- It is good practice to also screen contracts and export documentation against sanctions lists to ensure that there are no sanctioned entities in the supply chain. Special attention must be paid to the intended use of goods since several industrial goods are considered dual-use goods which may be used not only for civil and military use but also for weapons of mass destruction, nuclear weapons and the manufacture of explosives or otherwise used for terrorist purposes. The problem may be that product identification as products and components that are classified as dual-use items are not always obvious.
Risk-based optimisation pays off

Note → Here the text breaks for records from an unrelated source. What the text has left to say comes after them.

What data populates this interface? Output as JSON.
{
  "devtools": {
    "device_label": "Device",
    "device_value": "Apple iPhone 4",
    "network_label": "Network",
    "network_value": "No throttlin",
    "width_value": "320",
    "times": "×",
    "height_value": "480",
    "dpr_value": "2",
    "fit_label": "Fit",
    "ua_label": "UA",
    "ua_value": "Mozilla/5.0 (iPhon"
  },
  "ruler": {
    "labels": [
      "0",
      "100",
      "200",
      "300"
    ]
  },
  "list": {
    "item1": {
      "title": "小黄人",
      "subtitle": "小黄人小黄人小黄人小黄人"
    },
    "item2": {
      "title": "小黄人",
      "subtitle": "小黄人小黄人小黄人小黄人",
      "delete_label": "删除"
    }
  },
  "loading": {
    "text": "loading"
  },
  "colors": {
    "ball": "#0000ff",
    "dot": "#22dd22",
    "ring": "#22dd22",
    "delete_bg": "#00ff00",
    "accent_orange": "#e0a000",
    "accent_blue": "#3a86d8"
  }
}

The accuracy of sanctions monitoring not only depends heavily on the company’s operating environment but also depends on its risk appetite, which must be defined in the company’s risk assessments. For example, the ‘fuzzy matching’ method can be used to determine the accuracy with which different spelling variations of names trigger an alert. On one hand, fuzzy matching takes into account situations where, for example, translating the Cyrillic alphabet or Chinese alphabets into the Latin alphabet causes variations in spelling, but the downside is that the lower the accuracy percentage, the more false alerts will be triggered.
It is also advisable to optimise monitoring so that the customer base is always screened against sanctions lists when there is a change in either the sanctions list or the business partner data. It also makes sense to match the scope of sanctions monitoring to the size of the company and other risk factors in accordance with a risk-based approach.
Each company must take into account the sanctions risks in its operations, but it is also important to understand that risks should be controlled in a company-specific manner. The risk classification depends, for example, on the company’s industry and location as well as the location of its business partners. Thus, it is important for every actor in the industrial sector to identify the sanctions risks present in their business by using proportionate controls in order to avoid the unpleasant consequences of sanctions violations.